Despite the great potential of machine learning, and the associated excitement, we must not forget our core statistical principles.

We must go beyond correlation (association) to look at causation, and build this into our models.

We can do so by removing confounders; through randomized control trials, or by intelligent mathematical manipulation.

This a key step towards utilising the power of machine learning for real-world benefit without succumbing to its potential flaws.


(1) Machine Bias in Criminal Sentencing— Pro Publica

(2) Causal Inference in Statistics: A Primer, Chapter 3: The Effect of Interventions

(3) ML beyond Curve Fitting- inFERENCe blog

(4) From Statistics to Machine Learning — ryx,r blog

(5) Improving the accuracy of medical diagnosis with causal machine learning [research paper] by Babylon Health

Appendix: The causal inference hierarchy (Judea Pearl’s Ladder of Causation)

Judea Pearl describes a ladder of causal inference.

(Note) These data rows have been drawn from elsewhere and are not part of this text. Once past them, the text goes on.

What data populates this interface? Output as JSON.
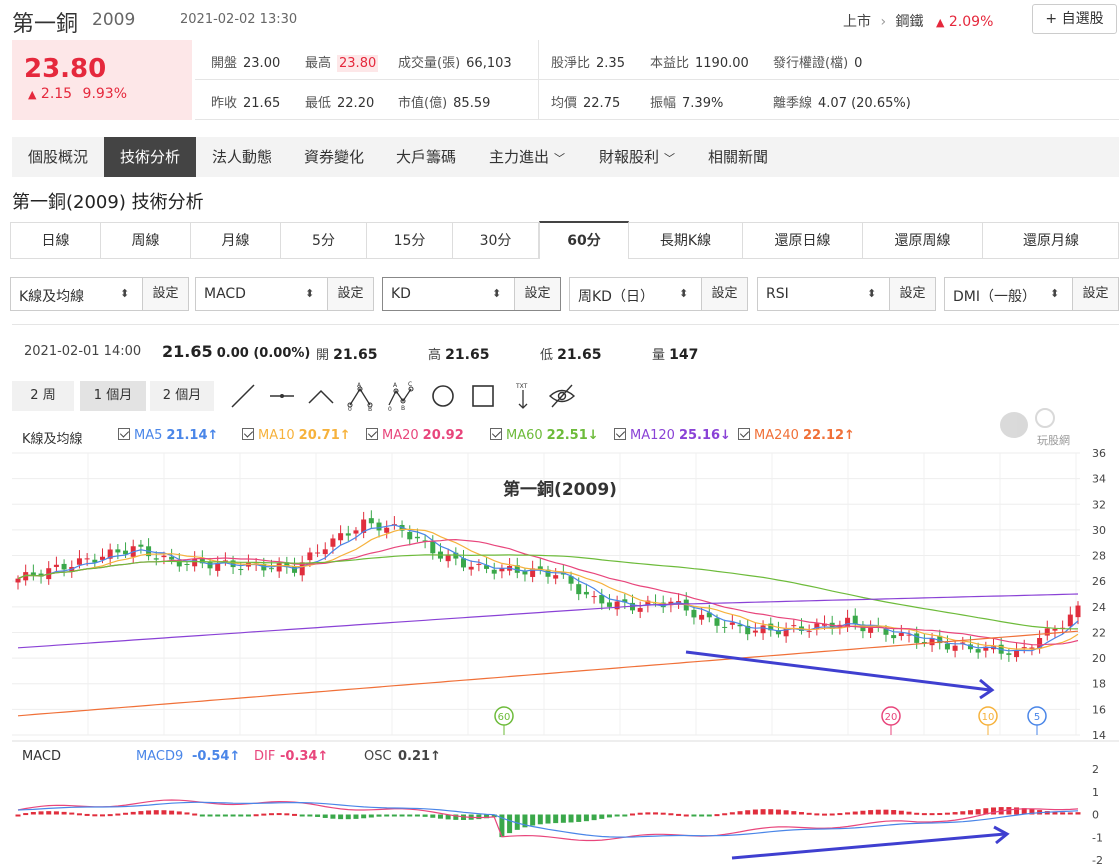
{
  "header": {
    "name": "第一銅",
    "code": "2009",
    "datetime": "2021-02-02 13:30",
    "market": "上市",
    "industry": "鋼鐵",
    "change_pct": "2.09%",
    "watch_label": "+ 自選股"
  },
  "quote": {
    "price": "23.80",
    "change": "2.15",
    "change_pct": "9.93%",
    "rows": [
      [
        {
          "k": "開盤",
          "v": "23.00"
        },
        {
          "k": "最高",
          "v": "23.80"
        },
        {
          "k": "成交量(張)",
          "v": "66,103"
        },
        {
          "k": "股淨比",
          "v": "2.35"
        },
        {
          "k": "本益比",
          "v": "1190.00"
        },
        {
          "k": "發行權證(檔)",
          "v": "0"
        }
      ],
      [
        {
          "k": "昨收",
          "v": "21.65"
        },
        {
          "k": "最低",
          "v": "22.20"
        },
        {
          "k": "市值(億)",
          "v": "85.59"
        },
        {
          "k": "均價",
          "v": "22.75"
        },
        {
          "k": "振幅",
          "v": "7.39%"
        },
        {
          "k": "離季線",
          "v": "4.07 (20.65%)"
        }
      ]
    ]
  },
  "tabs": [
    "個股概況",
    "技術分析",
    "法人動態",
    "資券變化",
    "大戶籌碼",
    "主力進出",
    "財報股利",
    "相關新聞"
  ],
  "tabs_active": 1,
  "subtitle": "第一銅(2009) 技術分析",
  "periods": [
    "日線",
    "周線",
    "月線",
    "5分",
    "15分",
    "30分",
    "60分",
    "長期K線",
    "還原日線",
    "還原周線",
    "還原月線"
  ],
  "period_active": 6,
  "selectors": [
    {
      "label": "K線及均線",
      "btn": "設定"
    },
    {
      "label": "MACD",
      "btn": "設定"
    },
    {
      "label": "KD",
      "btn": "設定"
    },
    {
      "label": "周KD（日）",
      "btn": "設定"
    },
    {
      "label": "RSI",
      "btn": "設定"
    },
    {
      "label": "DMI（一般）",
      "btn": "設定"
    }
  ],
  "info": {
    "datetime": "2021-02-01 14:00",
    "close": "21.65",
    "change": "0.00 (0.00%)",
    "open_label": "開",
    "open": "21.65",
    "high_label": "高",
    "high": "21.65",
    "low_label": "低",
    "low": "21.65",
    "vol_label": "量",
    "vol": "147"
  },
  "ranges": [
    "2 周",
    "1 個月",
    "2 個月"
  ],
  "range_active": 1,
  "tools": [
    "line-icon",
    "horizontal-line-icon",
    "angle-icon",
    "abc-pattern-icon",
    "abcd-pattern-icon",
    "circle-icon",
    "rectangle-icon",
    "text-icon",
    "hide-icon"
  ],
  "legend": {
    "title": "K線及均線",
    "items": [
      {
        "name": "MA5",
        "value": "21.14↑",
        "color": "#4a86e8"
      },
      {
        "name": "MA10",
        "value": "20.71↑",
        "color": "#f6b23c"
      },
      {
        "name": "MA20",
        "value": "20.92",
        "color": "#e8467c"
      },
      {
        "name": "MA60",
        "value": "22.51↓",
        "color": "#6dbb3a"
      },
      {
        "name": "MA120",
        "value": "25.16↓",
        "color": "#8a42d6"
      },
      {
        "name": "MA240",
        "value": "22.12↑",
        "color": "#f07038"
      }
    ]
  },
  "watermark": "玩股網",
  "chart_data": [
    {
      "type": "candlestick",
      "title": "第一銅(2009)",
      "ylim": [
        14,
        36
      ],
      "yticks": [
        "36",
        "34",
        "32",
        "30",
        "28",
        "26",
        "24",
        "22",
        "20",
        "18",
        "16",
        "14"
      ],
      "ma_markers": [
        {
          "label": "60",
          "color": "#6dbb3a"
        },
        {
          "label": "20",
          "color": "#e8467c"
        },
        {
          "label": "10",
          "color": "#f6b23c"
        },
        {
          "label": "5",
          "color": "#4a86e8"
        }
      ]
    },
    {
      "type": "macd",
      "title": "MACD",
      "ylim": [
        -2,
        2
      ],
      "yticks": [
        "2",
        "1",
        "0",
        "-1",
        "-2"
      ],
      "legend": [
        {
          "name": "MACD9",
          "value": "-0.54↑",
          "color": "#4a86e8"
        },
        {
          "name": "DIF",
          "value": "-0.34↑",
          "color": "#e8467c"
        },
        {
          "name": "OSC",
          "value": "0.21↑",
          "color": "#444"
        }
      ]
    }
  ]
}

Source: chrislovejoy.me

When moving beyond associational inference, he considers two main types: interventional causal inference and counterfactual causal inference.

Interventional causal inference asks “what would happen to B if I set A at value X?” If setting the value of A higher leads to a higher value of B (without confounders), we say the relationship is causal.

Counterfactual causal inference is a little trickier. We ask “Given that A was value X and this led B to equal Y, what would have happened if it A had actually been a higher value?” (ie. it asks this after the event has already happened). If A having been different would have led to a different value of B, we say the relationship is causal.

If interested in understanding these distinctions, check out the following resources: